It might be over-stating the case to say that Hollywood movies have become Infantilized…vacuous comic books on a big screen. Certainly there is still a pocket of adult themed films usually held back until December for award consideration as if to appease the cineastes. Today’s L.A. Times has an article about some “high-risk” projects soon to be released. Yet half of them are by European directors. Also available through Netflix streaming is a fine array of foreign films which have never found distribution here. Ample proof that the art of cinema is still alive....just not here.
But for the most part American studio films aim only at my senses which are numb after a few previews and my hormones that are already spent. Heart and head have to be parked outside. The crop of blockbusters that show in theaters are deleterious to my fragile well-being. They spook and snooze me at the same time.
On my no-watch list are those about zombies, vampires, sharks, dinosaurs and man-eating tomatoes. No ghouls or grotesqueries. I’m also averse to coming-of-age films in which the characters are 37 years old with arrested development at age eleven. I’m done with haunted houses on dark and stormy nights. I have no interest in watching ninety minutes of explosions, close-ups of carnage with body parts or car-chases through a market place destroying dozens of fruit stands and assorted human beings.
I don’t care if they love all this in China. They also eat dog and scorpion. They loved Jerry Lewis in France but I won’t hold that against them. There’s no accounting for taste. Of all the millions poured into film-making can’t one studio accommodate the aging boomers and parents of boomers? Are we, the chopped livers, not also a market?
The Brits know how to do it. All their world’s a stage. I’d rather watch Michael Kitchen grimace and twitch than Adam Sandler snicker and stare. European movies know what to leave out. They understand the power of the under-statement. They leave room for me to enter. Hollywood over-explains. Each scene foretells the next because it is formulaic.
I know that every story has already been told. But not quite in this way with those nuances by these actors. There is sufficient mystery in human relationships so one doesn’t need to introduce inter-galactic creatures invading our bloodstream with supernatural powers.

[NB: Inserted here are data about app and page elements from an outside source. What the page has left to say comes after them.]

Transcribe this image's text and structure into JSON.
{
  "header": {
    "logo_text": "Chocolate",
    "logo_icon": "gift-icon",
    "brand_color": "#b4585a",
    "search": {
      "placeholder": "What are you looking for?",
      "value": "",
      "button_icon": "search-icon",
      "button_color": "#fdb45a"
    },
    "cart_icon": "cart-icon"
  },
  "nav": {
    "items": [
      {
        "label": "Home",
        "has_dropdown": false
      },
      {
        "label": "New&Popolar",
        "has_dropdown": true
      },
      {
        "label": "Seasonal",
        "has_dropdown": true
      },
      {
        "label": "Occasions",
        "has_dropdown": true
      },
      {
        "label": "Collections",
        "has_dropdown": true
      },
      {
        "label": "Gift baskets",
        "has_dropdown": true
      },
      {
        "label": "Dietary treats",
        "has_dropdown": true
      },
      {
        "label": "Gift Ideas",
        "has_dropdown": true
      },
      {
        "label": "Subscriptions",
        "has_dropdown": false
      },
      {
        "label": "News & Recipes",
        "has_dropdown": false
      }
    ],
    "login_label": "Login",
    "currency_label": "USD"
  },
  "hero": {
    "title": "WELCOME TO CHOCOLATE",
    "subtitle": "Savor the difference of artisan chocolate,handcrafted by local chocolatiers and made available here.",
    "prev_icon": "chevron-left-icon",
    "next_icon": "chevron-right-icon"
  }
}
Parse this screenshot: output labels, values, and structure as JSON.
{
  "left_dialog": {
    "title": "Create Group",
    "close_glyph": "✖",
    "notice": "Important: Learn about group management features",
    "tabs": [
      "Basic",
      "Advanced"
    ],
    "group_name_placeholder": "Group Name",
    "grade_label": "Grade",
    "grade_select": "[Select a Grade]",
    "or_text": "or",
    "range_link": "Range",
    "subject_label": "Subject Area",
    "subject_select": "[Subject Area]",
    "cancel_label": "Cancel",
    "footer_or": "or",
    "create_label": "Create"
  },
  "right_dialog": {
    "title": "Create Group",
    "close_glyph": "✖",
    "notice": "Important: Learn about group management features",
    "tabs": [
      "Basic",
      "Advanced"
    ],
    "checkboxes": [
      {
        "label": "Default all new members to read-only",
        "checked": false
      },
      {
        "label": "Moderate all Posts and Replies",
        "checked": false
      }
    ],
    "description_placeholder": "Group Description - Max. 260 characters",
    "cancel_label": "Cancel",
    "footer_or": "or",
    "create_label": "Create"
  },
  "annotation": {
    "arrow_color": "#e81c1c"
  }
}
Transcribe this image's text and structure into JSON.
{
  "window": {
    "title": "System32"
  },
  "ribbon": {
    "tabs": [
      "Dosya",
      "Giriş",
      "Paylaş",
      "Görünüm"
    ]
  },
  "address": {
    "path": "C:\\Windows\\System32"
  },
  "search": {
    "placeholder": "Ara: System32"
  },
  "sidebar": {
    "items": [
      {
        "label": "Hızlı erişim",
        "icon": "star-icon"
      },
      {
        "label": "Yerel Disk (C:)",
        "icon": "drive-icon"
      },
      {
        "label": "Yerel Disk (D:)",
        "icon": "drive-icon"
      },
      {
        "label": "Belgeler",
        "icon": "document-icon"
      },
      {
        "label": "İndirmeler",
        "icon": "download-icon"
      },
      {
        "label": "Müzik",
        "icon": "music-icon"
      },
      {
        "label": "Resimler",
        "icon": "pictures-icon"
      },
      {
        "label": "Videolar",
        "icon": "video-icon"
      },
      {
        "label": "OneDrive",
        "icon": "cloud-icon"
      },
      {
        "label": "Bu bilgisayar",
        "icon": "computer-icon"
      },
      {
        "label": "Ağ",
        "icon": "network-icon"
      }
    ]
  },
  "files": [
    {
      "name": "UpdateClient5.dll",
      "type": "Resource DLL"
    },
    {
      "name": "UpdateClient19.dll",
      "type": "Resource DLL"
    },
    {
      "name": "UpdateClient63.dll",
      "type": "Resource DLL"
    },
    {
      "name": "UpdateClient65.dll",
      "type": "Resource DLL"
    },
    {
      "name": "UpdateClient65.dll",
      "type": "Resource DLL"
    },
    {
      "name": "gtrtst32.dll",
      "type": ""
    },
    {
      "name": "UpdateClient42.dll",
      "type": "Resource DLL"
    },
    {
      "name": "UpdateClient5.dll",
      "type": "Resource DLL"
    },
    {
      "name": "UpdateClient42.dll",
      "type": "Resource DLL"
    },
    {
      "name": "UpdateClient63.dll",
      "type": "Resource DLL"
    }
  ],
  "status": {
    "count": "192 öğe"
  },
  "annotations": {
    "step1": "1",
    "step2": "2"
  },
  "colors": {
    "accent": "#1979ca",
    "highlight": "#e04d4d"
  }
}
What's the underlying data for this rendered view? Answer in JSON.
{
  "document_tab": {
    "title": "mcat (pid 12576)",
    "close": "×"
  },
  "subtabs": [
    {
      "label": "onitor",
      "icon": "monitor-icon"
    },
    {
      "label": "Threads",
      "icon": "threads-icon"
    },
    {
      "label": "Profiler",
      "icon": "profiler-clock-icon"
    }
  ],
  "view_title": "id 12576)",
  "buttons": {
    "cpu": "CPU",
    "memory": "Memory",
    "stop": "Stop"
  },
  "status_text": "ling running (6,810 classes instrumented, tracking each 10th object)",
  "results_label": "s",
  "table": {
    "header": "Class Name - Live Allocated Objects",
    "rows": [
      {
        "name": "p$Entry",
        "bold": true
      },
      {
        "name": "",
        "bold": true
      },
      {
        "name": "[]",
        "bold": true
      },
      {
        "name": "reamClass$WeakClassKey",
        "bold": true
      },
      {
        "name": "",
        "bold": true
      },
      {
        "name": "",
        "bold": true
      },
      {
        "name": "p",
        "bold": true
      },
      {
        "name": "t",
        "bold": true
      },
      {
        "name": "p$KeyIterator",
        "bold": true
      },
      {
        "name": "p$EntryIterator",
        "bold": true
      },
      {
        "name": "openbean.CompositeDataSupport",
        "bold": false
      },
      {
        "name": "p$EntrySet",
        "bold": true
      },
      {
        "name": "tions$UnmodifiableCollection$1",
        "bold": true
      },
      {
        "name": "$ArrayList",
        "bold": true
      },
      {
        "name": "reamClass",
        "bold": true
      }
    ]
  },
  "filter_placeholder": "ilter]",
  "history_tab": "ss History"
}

I’m aware that much of what was produced in bygone days was junk. But among the pablum were watchable films that didn’t rattle our sensory apparatus. The dream factory invented Noir. They sent our toes tapping with musicals. Capra defined Americana. Welles punctured it. The two Hepburns charmed us. Bogey hard-boiled us.
Now the covered wagons are gone and we are left adrift in the wasteland with a shuttered gate on the factory and broken windows. There is a speckled banana growing black in the fruit bowl. Stories are rotting, untold, behind this window, that off-ramp.